EXTRACTED INFORMATION Block Start

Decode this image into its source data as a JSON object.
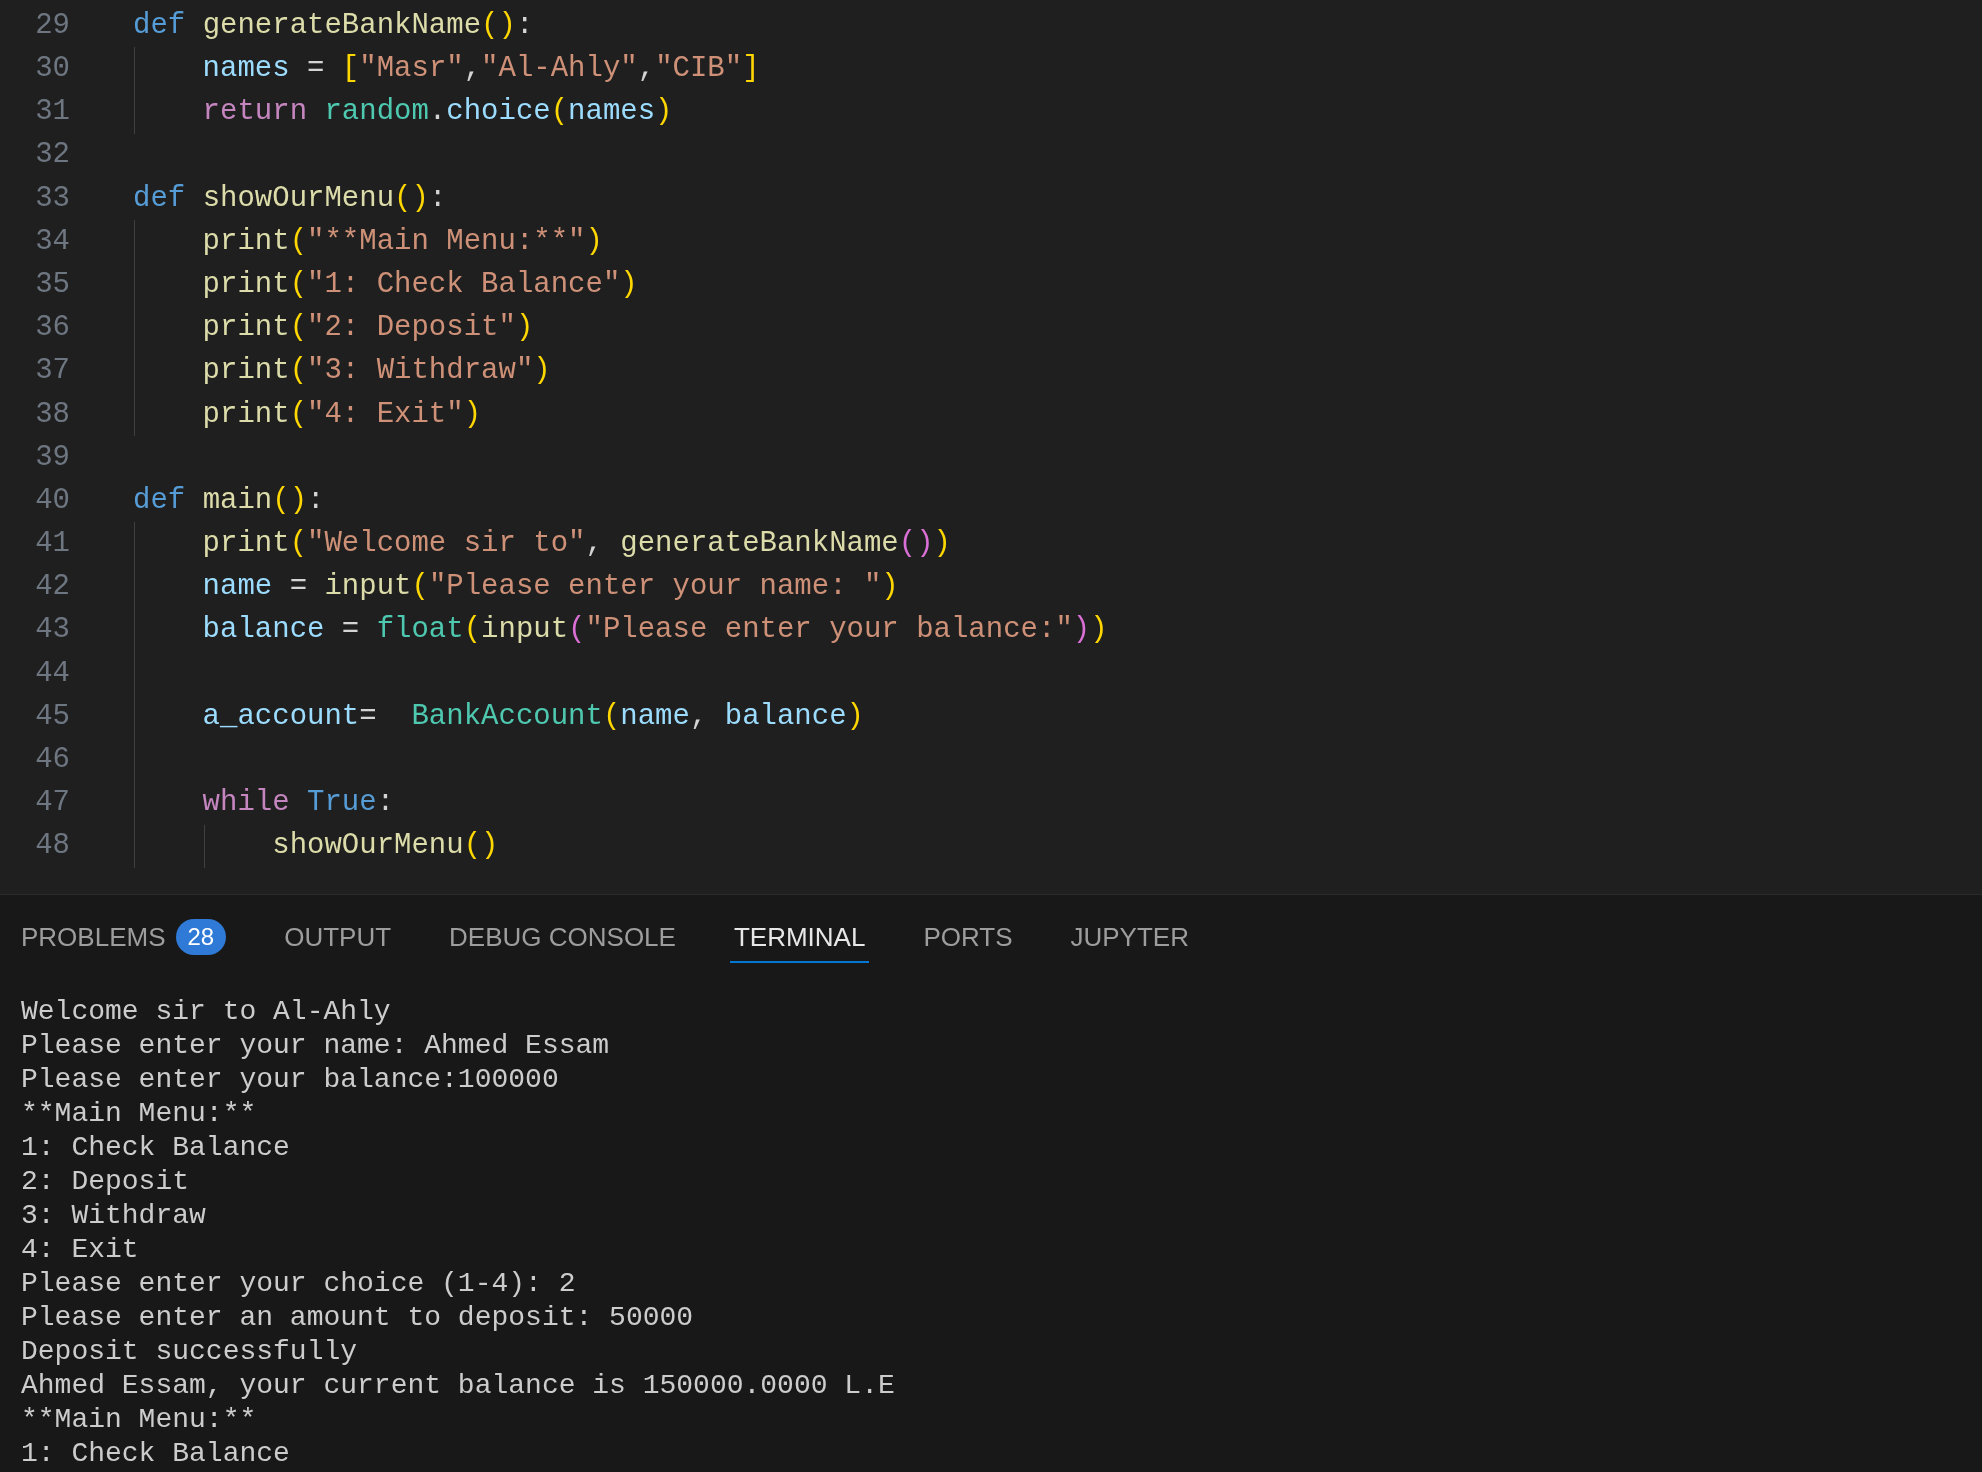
{
  "editor": {
    "lines": [
      {
        "number": "29",
        "tokens": [
          {
            "kind": "kw",
            "text": "def "
          },
          {
            "kind": "fn",
            "text": "generateBankName"
          },
          {
            "kind": "b1",
            "text": "()"
          },
          {
            "kind": "plain",
            "text": ":"
          }
        ]
      },
      {
        "number": "30",
        "tokens": [
          {
            "kind": "var",
            "text": "    names"
          },
          {
            "kind": "plain",
            "text": " = "
          },
          {
            "kind": "b1",
            "text": "["
          },
          {
            "kind": "str",
            "text": "\"Masr\""
          },
          {
            "kind": "plain",
            "text": ","
          },
          {
            "kind": "str",
            "text": "\"Al-Ahly\""
          },
          {
            "kind": "plain",
            "text": ","
          },
          {
            "kind": "str",
            "text": "\"CIB\""
          },
          {
            "kind": "b1",
            "text": "]"
          }
        ]
      },
      {
        "number": "31",
        "tokens": [
          {
            "kind": "ctrl",
            "text": "    return "
          },
          {
            "kind": "cls",
            "text": "random"
          },
          {
            "kind": "plain",
            "text": "."
          },
          {
            "kind": "var",
            "text": "choice"
          },
          {
            "kind": "b1",
            "text": "("
          },
          {
            "kind": "var",
            "text": "names"
          },
          {
            "kind": "b1",
            "text": ")"
          }
        ]
      },
      {
        "number": "32"
      },
      {
        "number": "33",
        "tokens": [
          {
            "kind": "kw",
            "text": "def "
          },
          {
            "kind": "fn",
            "text": "showOurMenu"
          },
          {
            "kind": "b1",
            "text": "()"
          },
          {
            "kind": "plain",
            "text": ":"
          }
        ]
      },
      {
        "number": "34",
        "tokens": [
          {
            "kind": "fn",
            "text": "    print"
          },
          {
            "kind": "b1",
            "text": "("
          },
          {
            "kind": "str",
            "text": "\"**Main Menu:**\""
          },
          {
            "kind": "b1",
            "text": ")"
          }
        ]
      },
      {
        "number": "35",
        "tokens": [
          {
            "kind": "fn",
            "text": "    print"
          },
          {
            "kind": "b1",
            "text": "("
          },
          {
            "kind": "str",
            "text": "\"1: Check Balance\""
          },
          {
            "kind": "b1",
            "text": ")"
          }
        ]
      },
      {
        "number": "36",
        "tokens": [
          {
            "kind": "fn",
            "text": "    print"
          },
          {
            "kind": "b1",
            "text": "("
          },
          {
            "kind": "str",
            "text": "\"2: Deposit\""
          },
          {
            "kind": "b1",
            "text": ")"
          }
        ]
      },
      {
        "number": "37",
        "tokens": [
          {
            "kind": "fn",
            "text": "    print"
          },
          {
            "kind": "b1",
            "text": "("
          },
          {
            "kind": "str",
            "text": "\"3: Withdraw\""
          },
          {
            "kind": "b1",
            "text": ")"
          }
        ]
      },
      {
        "number": "38",
        "tokens": [
          {
            "kind": "fn",
            "text": "    print"
          },
          {
            "kind": "b1",
            "text": "("
          },
          {
            "kind": "str",
            "text": "\"4: Exit\""
          },
          {
            "kind": "b1",
            "text": ")"
          }
        ]
      },
      {
        "number": "39"
      },
      {
        "number": "40",
        "tokens": [
          {
            "kind": "kw",
            "text": "def "
          },
          {
            "kind": "fn",
            "text": "main"
          },
          {
            "kind": "b1",
            "text": "()"
          },
          {
            "kind": "plain",
            "text": ":"
          }
        ]
      },
      {
        "number": "41",
        "tokens": [
          {
            "kind": "fn",
            "text": "    print"
          },
          {
            "kind": "b1",
            "text": "("
          },
          {
            "kind": "str",
            "text": "\"Welcome sir to\""
          },
          {
            "kind": "plain",
            "text": ", "
          },
          {
            "kind": "fn",
            "text": "generateBankName"
          },
          {
            "kind": "b2",
            "text": "()"
          },
          {
            "kind": "b1",
            "text": ")"
          }
        ]
      },
      {
        "number": "42",
        "tokens": [
          {
            "kind": "var",
            "text": "    name"
          },
          {
            "kind": "plain",
            "text": " = "
          },
          {
            "kind": "fn",
            "text": "input"
          },
          {
            "kind": "b1",
            "text": "("
          },
          {
            "kind": "str",
            "text": "\"Please enter your name: \""
          },
          {
            "kind": "b1",
            "text": ")"
          }
        ]
      },
      {
        "number": "43",
        "tokens": [
          {
            "kind": "var",
            "text": "    balance"
          },
          {
            "kind": "plain",
            "text": " = "
          },
          {
            "kind": "cls",
            "text": "float"
          },
          {
            "kind": "b1",
            "text": "("
          },
          {
            "kind": "fn",
            "text": "input"
          },
          {
            "kind": "b2",
            "text": "("
          },
          {
            "kind": "str",
            "text": "\"Please enter your balance:\""
          },
          {
            "kind": "b2",
            "text": ")"
          },
          {
            "kind": "b1",
            "text": ")"
          }
        ]
      },
      {
        "number": "44"
      },
      {
        "number": "45",
        "tokens": [
          {
            "kind": "var",
            "text": "    a_account"
          },
          {
            "kind": "plain",
            "text": "=  "
          },
          {
            "kind": "cls",
            "text": "BankAccount"
          },
          {
            "kind": "b1",
            "text": "("
          },
          {
            "kind": "var",
            "text": "name"
          },
          {
            "kind": "plain",
            "text": ", "
          },
          {
            "kind": "var",
            "text": "balance"
          },
          {
            "kind": "b1",
            "text": ")"
          }
        ]
      },
      {
        "number": "46"
      },
      {
        "number": "47",
        "tokens": [
          {
            "kind": "ctrl",
            "text": "    while "
          },
          {
            "kind": "kw",
            "text": "True"
          },
          {
            "kind": "plain",
            "text": ":"
          }
        ]
      },
      {
        "number": "48",
        "tokens": [
          {
            "kind": "fn",
            "text": "        showOurMenu"
          },
          {
            "kind": "b1",
            "text": "()"
          }
        ]
      }
    ]
  },
  "panel": {
    "tabs": [
      {
        "label": "PROBLEMS",
        "badge": "28",
        "selected": false
      },
      {
        "label": "OUTPUT",
        "selected": false
      },
      {
        "label": "DEBUG CONSOLE",
        "selected": false
      },
      {
        "label": "TERMINAL",
        "selected": true
      },
      {
        "label": "PORTS",
        "selected": false
      },
      {
        "label": "JUPYTER",
        "selected": false
      }
    ],
    "terminal_lines": [
      "Welcome sir to Al-Ahly",
      "Please enter your name: Ahmed Essam",
      "Please enter your balance:100000",
      "**Main Menu:**",
      "1: Check Balance",
      "2: Deposit",
      "3: Withdraw",
      "4: Exit",
      "Please enter your choice (1-4): 2",
      "Please enter an amount to deposit: 50000",
      "Deposit successfully",
      "Ahmed Essam, your current balance is 150000.0000 L.E",
      "**Main Menu:**",
      "1: Check Balance"
    ]
  }
}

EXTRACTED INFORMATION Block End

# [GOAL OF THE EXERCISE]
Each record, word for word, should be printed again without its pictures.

# [YOUR RESPONSE]
Decode this image into its source data as a JSON object.
{
  "editor": {
    "lines": [
      {
        "number": "29",
        "tokens": [
          {
            "kind": "kw",
            "text": "def "
          },
          {
            "kind": "fn",
            "text": "generateBankName"
          },
          {
            "kind": "b1",
            "text": "()"
          },
          {
            "kind": "plain",
            "text": ":"
          }
        ]
      },
      {
        "number": "30",
        "tokens": [
          {
            "kind": "var",
            "text": "    names"
          },
          {
            "kind": "plain",
            "text": " = "
          },
          {
            "kind": "b1",
            "text": "["
          },
          {
            "kind": "str",
            "text": "\"Masr\""
          },
          {
            "kind": "plain",
            "text": ","
          },
          {
            "kind": "str",
            "text": "\"Al-Ahly\""
          },
          {
            "kind": "plain",
            "text": ","
          },
          {
            "kind": "str",
            "text": "\"CIB\""
          },
          {
            "kind": "b1",
            "text": "]"
          }
        ]
      },
      {
        "number": "31",
        "tokens": [
          {
            "kind": "ctrl",
            "text": "    return "
          },
          {
            "kind": "cls",
            "text": "random"
          },
          {
            "kind": "plain",
            "text": "."
          },
          {
            "kind": "var",
            "text": "choice"
          },
          {
            "kind": "b1",
            "text": "("
          },
          {
            "kind": "var",
            "text": "names"
          },
          {
            "kind": "b1",
            "text": ")"
          }
        ]
      },
      {
        "number": "32"
      },
      {
        "number": "33",
        "tokens": [
          {
            "kind": "kw",
            "text": "def "
          },
          {
            "kind": "fn",
            "text": "showOurMenu"
          },
          {
            "kind": "b1",
            "text": "()"
          },
          {
            "kind": "plain",
            "text": ":"
          }
        ]
      },
      {
        "number": "34",
        "tokens": [
          {
            "kind": "fn",
            "text": "    print"
          },
          {
            "kind": "b1",
            "text": "("
          },
          {
            "kind": "str",
            "text": "\"**Main Menu:**\""
          },
          {
            "kind": "b1",
            "text": ")"
          }
        ]
      },
      {
        "number": "35",
        "tokens": [
          {
            "kind": "fn",
            "text": "    print"
          },
          {
            "kind": "b1",
            "text": "("
          },
          {
            "kind": "str",
            "text": "\"1: Check Balance\""
          },
          {
            "kind": "b1",
            "text": ")"
          }
        ]
      },
      {
        "number": "36",
        "tokens": [
          {
            "kind": "fn",
            "text": "    print"
          },
          {
            "kind": "b1",
            "text": "("
          },
          {
            "kind": "str",
            "text": "\"2: Deposit\""
          },
          {
            "kind": "b1",
            "text": ")"
          }
        ]
      },
      {
        "number": "37",
        "tokens": [
          {
            "kind": "fn",
            "text": "    print"
          },
          {
            "kind": "b1",
            "text": "("
          },
          {
            "kind": "str",
            "text": "\"3: Withdraw\""
          },
          {
            "kind": "b1",
            "text": ")"
          }
        ]
      },
      {
        "number": "38",
        "tokens": [
          {
            "kind": "fn",
            "text": "    print"
          },
          {
            "kind": "b1",
            "text": "("
          },
          {
            "kind": "str",
            "text": "\"4: Exit\""
          },
          {
            "kind": "b1",
            "text": ")"
          }
        ]
      },
      {
        "number": "39"
      },
      {
        "number": "40",
        "tokens": [
          {
            "kind": "kw",
            "text": "def "
          },
          {
            "kind": "fn",
            "text": "main"
          },
          {
            "kind": "b1",
            "text": "()"
          },
          {
            "kind": "plain",
            "text": ":"
          }
        ]
      },
      {
        "number": "41",
        "tokens": [
          {
            "kind": "fn",
            "text": "    print"
          },
          {
            "kind": "b1",
            "text": "("
          },
          {
            "kind": "str",
            "text": "\"Welcome sir to\""
          },
          {
            "kind": "plain",
            "text": ", "
          },
          {
            "kind": "fn",
            "text": "generateBankName"
          },
          {
            "kind": "b2",
            "text": "()"
          },
          {
            "kind": "b1",
            "text": ")"
          }
        ]
      },
      {
        "number": "42",
        "tokens": [
          {
            "kind": "var",
            "text": "    name"
          },
          {
            "kind": "plain",
            "text": " = "
          },
          {
            "kind": "fn",
            "text": "input"
          },
          {
            "kind": "b1",
            "text": "("
          },
          {
            "kind": "str",
            "text": "\"Please enter your name: \""
          },
          {
            "kind": "b1",
            "text": ")"
          }
        ]
      },
      {
        "number": "43",
        "tokens": [
          {
            "kind": "var",
            "text": "    balance"
          },
          {
            "kind": "plain",
            "text": " = "
          },
          {
            "kind": "cls",
            "text": "float"
          },
          {
            "kind": "b1",
            "text": "("
          },
          {
            "kind": "fn",
            "text": "input"
          },
          {
            "kind": "b2",
            "text": "("
          },
          {
            "kind": "str",
            "text": "\"Please enter your balance:\""
          },
          {
            "kind": "b2",
            "text": ")"
          },
          {
            "kind": "b1",
            "text": ")"
          }
        ]
      },
      {
        "number": "44"
      },
      {
        "number": "45",
        "tokens": [
          {
            "kind": "var",
            "text": "    a_account"
          },
          {
            "kind": "plain",
            "text": "=  "
          },
          {
            "kind": "cls",
            "text": "BankAccount"
          },
          {
            "kind": "b1",
            "text": "("
          },
          {
            "kind": "var",
            "text": "name"
          },
          {
            "kind": "plain",
            "text": ", "
          },
          {
            "kind": "var",
            "text": "balance"
          },
          {
            "kind": "b1",
            "text": ")"
          }
        ]
      },
      {
        "number": "46"
      },
      {
        "number": "47",
        "tokens": [
          {
            "kind": "ctrl",
            "text": "    while "
          },
          {
            "kind": "kw",
            "text": "True"
          },
          {
            "kind": "plain",
            "text": ":"
          }
        ]
      },
      {
        "number": "48",
        "tokens": [
          {
            "kind": "fn",
            "text": "        showOurMenu"
          },
          {
            "kind": "b1",
            "text": "()"
          }
        ]
      }
    ]
  },
  "panel": {
    "tabs": [
      {
        "label": "PROBLEMS",
        "badge": "28",
        "selected": false
      },
      {
        "label": "OUTPUT",
        "selected": false
      },
      {
        "label": "DEBUG CONSOLE",
        "selected": false
      },
      {
        "label": "TERMINAL",
        "selected": true
      },
      {
        "label": "PORTS",
        "selected": false
      },
      {
        "label": "JUPYTER",
        "selected": false
      }
    ],
    "terminal_lines": [
      "Welcome sir to Al-Ahly",
      "Please enter your name: Ahmed Essam",
      "Please enter your balance:100000",
      "**Main Menu:**",
      "1: Check Balance",
      "2: Deposit",
      "3: Withdraw",
      "4: Exit",
      "Please enter your choice (1-4): 2",
      "Please enter an amount to deposit: 50000",
      "Deposit successfully",
      "Ahmed Essam, your current balance is 150000.0000 L.E",
      "**Main Menu:**",
      "1: Check Balance"
    ]
  }
}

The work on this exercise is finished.